Review: Is “Hello, My Name is Dorris” the Perfect Movie?


Bryce Van Derveer, Reporter

Every once in a while, a movie simply gets it all right. It is funny, emotional, relatable, yet thrilling, well produced and acted out, but these movies often times float a tad under the radar, and receiving less than it’s fair share of viewership. This the life of many brilliant movies, and unfortunately so it is with “Hello, My Name is Doris”.

Essentially, the synopsis is that an elderly hoarder falls desperately in love with her significantly younger coworker, and learns how to be happy while trying to impress him. A bit of a strange concept, I know, but it was executed wonderfully. This whimsical gem, entertained the idea of personal growth, and its effect on our lives. While on its face, its an inspiring ideal, the film truly encourages this type of growth. For years, Doris was buried in monotony and loneliness. It was wake up, ride the ferry into New York City, go to her typical nine to five job in accounting, and return home to take care of her ill mother. After the death of her mother at the start of the film, Dorris begins to branch from her daily repetition and meets a young man, John Fremont. The story continues to unfold from there, proceeding to entertain the audience with comically adorable moments seen through the eyes of a relatable protagonist. What more can one really ask for in a good film?

The film was not without its faults however. It would often leap from tame family humor to the mildly erotic. Abruptly, the movie slaps of the audience’s endeared smiles, strangles the story’s valuable messages and left the theater cringing at some aggressively  uncomfortable moments. Though part of the plot, some sections of the film contained semi-intimate material,  that despite not being explicitly shown, were supremely suggestive, and perhaps not family friendly. Oddly enough, it fit well with the energy of the rest of the film. It was a contrasting outlook to the seemingly tame nature of the rest of the film, but it worked. Given that fact, it did its job. it fulfilled a section of the story that otherwise would’ve been left mores to the imagination.

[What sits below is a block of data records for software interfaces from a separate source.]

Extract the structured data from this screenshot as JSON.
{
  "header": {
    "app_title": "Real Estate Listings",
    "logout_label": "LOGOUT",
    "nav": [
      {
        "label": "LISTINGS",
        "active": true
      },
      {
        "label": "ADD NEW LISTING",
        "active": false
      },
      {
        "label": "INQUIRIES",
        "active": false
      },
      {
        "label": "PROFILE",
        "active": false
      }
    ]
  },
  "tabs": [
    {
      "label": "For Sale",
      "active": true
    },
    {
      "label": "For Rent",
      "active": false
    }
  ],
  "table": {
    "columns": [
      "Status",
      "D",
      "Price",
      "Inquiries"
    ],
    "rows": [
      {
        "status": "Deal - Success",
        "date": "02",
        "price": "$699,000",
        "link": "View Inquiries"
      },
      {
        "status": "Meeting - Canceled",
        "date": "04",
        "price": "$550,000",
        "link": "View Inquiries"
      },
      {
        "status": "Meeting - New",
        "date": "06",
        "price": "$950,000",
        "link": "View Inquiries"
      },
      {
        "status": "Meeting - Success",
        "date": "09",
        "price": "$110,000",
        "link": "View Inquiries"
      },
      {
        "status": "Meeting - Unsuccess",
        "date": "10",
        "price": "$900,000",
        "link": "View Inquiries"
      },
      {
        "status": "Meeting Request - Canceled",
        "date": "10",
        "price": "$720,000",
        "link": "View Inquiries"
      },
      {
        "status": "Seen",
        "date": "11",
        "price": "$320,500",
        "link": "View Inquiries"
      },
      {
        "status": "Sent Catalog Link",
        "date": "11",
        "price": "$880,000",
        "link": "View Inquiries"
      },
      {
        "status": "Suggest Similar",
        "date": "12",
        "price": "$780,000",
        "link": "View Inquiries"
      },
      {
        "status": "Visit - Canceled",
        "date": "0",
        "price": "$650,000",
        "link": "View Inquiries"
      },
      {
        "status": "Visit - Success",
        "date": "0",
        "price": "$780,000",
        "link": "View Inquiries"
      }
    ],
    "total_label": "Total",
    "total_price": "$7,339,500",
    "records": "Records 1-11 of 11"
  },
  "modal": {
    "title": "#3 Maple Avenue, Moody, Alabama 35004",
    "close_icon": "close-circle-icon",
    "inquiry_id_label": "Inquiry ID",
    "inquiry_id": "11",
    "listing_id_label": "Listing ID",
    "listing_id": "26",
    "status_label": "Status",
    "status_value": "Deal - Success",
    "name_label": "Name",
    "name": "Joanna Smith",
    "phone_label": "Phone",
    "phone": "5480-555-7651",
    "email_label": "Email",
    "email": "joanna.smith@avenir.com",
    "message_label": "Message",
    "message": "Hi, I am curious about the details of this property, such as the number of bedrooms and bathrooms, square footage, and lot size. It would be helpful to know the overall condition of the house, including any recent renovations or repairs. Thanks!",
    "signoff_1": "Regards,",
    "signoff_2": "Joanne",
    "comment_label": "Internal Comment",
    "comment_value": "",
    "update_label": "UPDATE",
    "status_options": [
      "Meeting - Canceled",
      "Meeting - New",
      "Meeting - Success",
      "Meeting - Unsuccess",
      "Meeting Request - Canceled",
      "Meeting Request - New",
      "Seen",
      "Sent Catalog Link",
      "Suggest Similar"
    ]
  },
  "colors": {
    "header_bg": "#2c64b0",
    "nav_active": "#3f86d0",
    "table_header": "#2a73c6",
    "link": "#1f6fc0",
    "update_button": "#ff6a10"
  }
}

So all in all, it was a worthwhile film to see. It was not only thoroughly enjoyable, but also shockingly inspiring. I drove home from the theater smiling, believing that anyone can change for the better at any time. After speaking with other audience members, I was not alone in thinking this. It was all grins and hopeful cheer as we exited the theater. That is exactly how going to the movies should be. If you leave your seat having learned something, if a film can genuinely helped you look at the world through a different set of eyes, than it was a success. It doesn’t have to be a box-office hit to be a good film, and so it is with Hello, My Name is Doris.